A health worker leads a mother and her child to an examination room at the Brockton Neighborhood Health Center. (Jesse Costa/WBUR)
A health worker leads a mother and her child to an examination room at the Brockton Neighborhood Health Center. (Jesse Costa/WBUR)

Editor’s Note: This story includes accounts of self-harm and suicide. The National Suicide Prevention Hotline number, a free and confidential service, is available in either English (1-800-273-8255or Spanish (1-888-628-9454).  

NSPH is also online and has representatives available to talk through chat at suicidepreventionlifeline.org


Youth suicide has been on the rise across the United States.

And for young people between the ages of 5 and 12, the suicide rate for Black children is nearly double that of white children.

The pandemic has made the situation even worse.

Today, On Point: The mental health emergency for children of color.

Guests

Tami Charles, she lost her 10-year-old son, Seven Bridges, to suicide.

Kevin Simon, trained adult, child and adolescent psychiatrist physician. Assistant at the department of psychiatry and behavioral sciences at Boston Children’s Hospital. Instructor of psychiatry at Harvard Medical School. (@DrKMSimon)

Related Reading

The Commonwealth Fund: “Closing the Mental Health Care Gap for Black Teens” — “In the face of overwhelming demand for behavioral health services, the unmet needs of one group stands out: Black and brown teenagers.”
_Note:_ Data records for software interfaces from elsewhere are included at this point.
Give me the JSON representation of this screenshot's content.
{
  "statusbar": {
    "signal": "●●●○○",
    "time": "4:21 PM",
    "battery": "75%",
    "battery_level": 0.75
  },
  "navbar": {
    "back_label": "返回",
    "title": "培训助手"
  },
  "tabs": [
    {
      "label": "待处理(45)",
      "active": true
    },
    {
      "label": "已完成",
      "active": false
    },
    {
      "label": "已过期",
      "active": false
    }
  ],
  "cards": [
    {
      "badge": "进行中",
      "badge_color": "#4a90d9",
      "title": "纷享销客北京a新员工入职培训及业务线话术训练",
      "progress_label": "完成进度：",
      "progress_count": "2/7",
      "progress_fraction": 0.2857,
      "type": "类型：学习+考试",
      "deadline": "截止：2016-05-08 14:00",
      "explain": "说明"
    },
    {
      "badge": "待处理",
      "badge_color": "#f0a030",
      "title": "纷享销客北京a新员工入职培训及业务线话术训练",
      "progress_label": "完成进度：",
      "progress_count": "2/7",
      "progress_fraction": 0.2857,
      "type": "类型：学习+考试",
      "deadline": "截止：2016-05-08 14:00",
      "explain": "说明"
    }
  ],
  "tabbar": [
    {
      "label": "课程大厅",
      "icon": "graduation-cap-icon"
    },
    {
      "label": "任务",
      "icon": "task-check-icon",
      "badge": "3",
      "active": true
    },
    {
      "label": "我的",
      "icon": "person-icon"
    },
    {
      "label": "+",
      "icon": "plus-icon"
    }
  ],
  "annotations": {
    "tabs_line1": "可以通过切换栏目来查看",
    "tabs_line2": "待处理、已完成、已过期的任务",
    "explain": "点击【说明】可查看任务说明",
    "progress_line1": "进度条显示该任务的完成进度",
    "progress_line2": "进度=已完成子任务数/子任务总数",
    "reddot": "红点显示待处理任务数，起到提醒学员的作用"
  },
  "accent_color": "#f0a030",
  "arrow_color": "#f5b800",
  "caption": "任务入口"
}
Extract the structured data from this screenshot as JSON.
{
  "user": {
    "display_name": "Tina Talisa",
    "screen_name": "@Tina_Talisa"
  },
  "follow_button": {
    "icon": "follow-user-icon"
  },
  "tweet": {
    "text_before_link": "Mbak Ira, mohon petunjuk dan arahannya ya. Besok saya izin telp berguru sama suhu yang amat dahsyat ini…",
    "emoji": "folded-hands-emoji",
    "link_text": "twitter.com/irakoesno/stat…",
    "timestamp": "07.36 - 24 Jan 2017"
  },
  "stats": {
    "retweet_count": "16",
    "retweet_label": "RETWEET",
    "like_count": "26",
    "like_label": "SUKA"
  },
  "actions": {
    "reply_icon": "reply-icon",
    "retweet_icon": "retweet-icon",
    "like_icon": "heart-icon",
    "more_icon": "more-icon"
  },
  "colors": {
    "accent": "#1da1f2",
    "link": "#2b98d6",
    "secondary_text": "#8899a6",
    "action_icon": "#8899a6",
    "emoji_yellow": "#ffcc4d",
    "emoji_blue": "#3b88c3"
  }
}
This article was originally published on WBUR.org.

Copyright 2022 NPR. To see more, visit https://www.npr.org.